It’s only the 2017 amendment that gave the county chair of a party the authority to fill a vacancy, and then only in situations where the departing member is affiliated with the same party as the county chair.
The attempted appointment of Guenther by Republican Party chair Ellis came after 90 days passed, with no action by the mayor to make an appointment. But Bloomington says that’s a situation that can’t be remedied by Ellis’s appointment, because Kappas, the departing member, was not a Republican.
Based on Bloomington’s motion to dismiss, the correct way for Ellis to have proceeded, when the position was still vacant, would have been the same as before 2017, namely to file a mandamus action:
Therefore the correct legal procedure to follow under the current law when there is a vacant seat of a member without party affiliation is not to rewrite the statute as Petitioners propose, but to follow the same procedure the statute operated under for the 31 years before the addition of subpart (d) in 2017. In other words, where a member lacks a party affiliation, the appointing authority retains its legal duty to make the appointment, and can be required by mandamus action to make an appointment…”
But given that Hamilton has already made an appointment, he’s already met the demand that a mandamus action would have made in this situation.
There’s more to the case besides those two questions.
An additional question raised by Ellis and Guenther is whether Cockerham met the affiliation criteria as a Republican at the time he was appointed. Cockerham had voted early in the June 2 Republican Party primary, but before that voted in the 2019 Democratic Party Primary. Previous coverage of the case is available in The Square Beacon’s archives.
As of July 12, the online court system does not show as a separate entry the Aug. 5 hearing date for the motion on a preliminary injunction.
But the hearing date is mentioned in Guenther and Ellis’s motion as follows: “As determined at the most recent attorney conference, hearing on the instant request has been set for Aug. 5, 2020.” The Aug. 5 date is also mentioned in Bloomington’s motion to convert the hearing to one about its motion to dismiss the complaint.

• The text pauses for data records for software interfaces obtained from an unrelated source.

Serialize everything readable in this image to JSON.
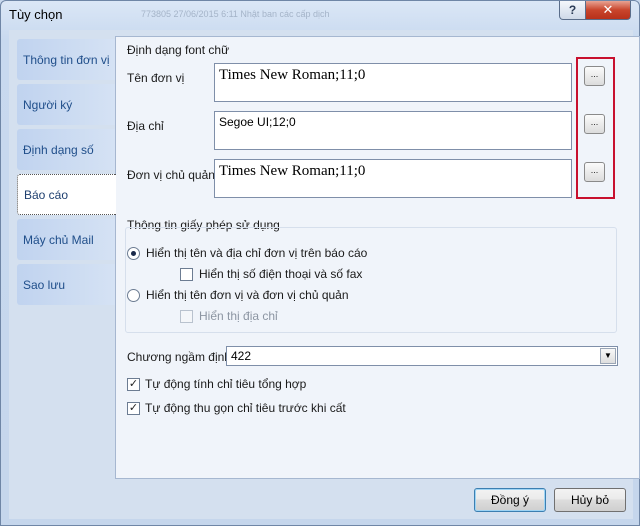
{
  "window": {
    "title": "Tùy chọn",
    "ghost_text": "773805       27/06/2015 6:11       Nhật ban các cấp dịch",
    "help_label": "?",
    "close_label": "✕"
  },
  "nav": {
    "items": [
      {
        "label": "Thông tin đơn vị",
        "active": false
      },
      {
        "label": "Người ký",
        "active": false
      },
      {
        "label": "Định dạng số",
        "active": false
      },
      {
        "label": "Báo cáo",
        "active": true
      },
      {
        "label": "Máy chủ Mail",
        "active": false
      },
      {
        "label": "Sao lưu",
        "active": false
      }
    ]
  },
  "font_group": {
    "title": "Định dạng font chữ",
    "rows": [
      {
        "label": "Tên đơn vị",
        "value": "Times New Roman;11;0",
        "button": "..."
      },
      {
        "label": "Địa chỉ",
        "value": "Segoe UI;12;0",
        "button": "..."
      },
      {
        "label": "Đơn vị chủ quản",
        "value": "Times New Roman;11;0",
        "button": "..."
      }
    ],
    "highlight_color": "#c8102e"
  },
  "license_group": {
    "title": "Thông tin giấy phép sử dụng",
    "option1": "Hiển thị tên và địa chỉ đơn vị trên báo cáo",
    "option1_sub": "Hiển thị số điện thoại và số fax",
    "option2": "Hiển thị tên đơn vị và đơn vị chủ quản",
    "option2_sub": "Hiển thị địa chỉ"
  },
  "chuong": {
    "label": "Chương ngầm định",
    "value": "422",
    "arrow": "▼"
  },
  "checks": {
    "auto_total": "Tự động tính chỉ tiêu tổng hợp",
    "auto_collapse": "Tự động thu gọn chỉ tiêu trước khi cất",
    "check_mark": "✓"
  },
  "buttons": {
    "ok": "Đồng ý",
    "cancel": "Hủy bỏ"
  },
  "colors": {
    "nav_text": "#1f4e8a",
    "window_bg": "#d4e0ef"
  }
}
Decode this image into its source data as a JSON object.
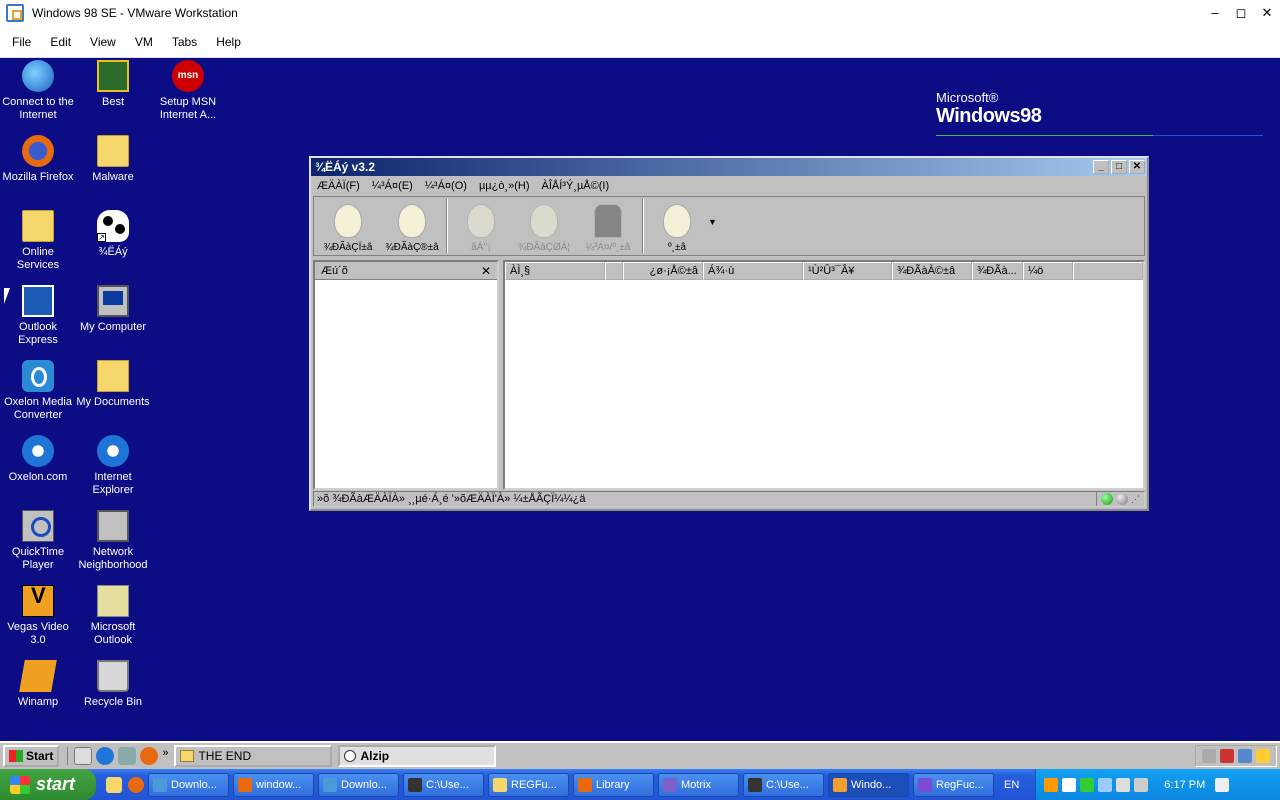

The preliminary injunction, if granted, would stop the plan commission from meeting until the lawsuit is resolved, or keep Cockerham from participating in plan commission proceedings until the lawsuit is resolved.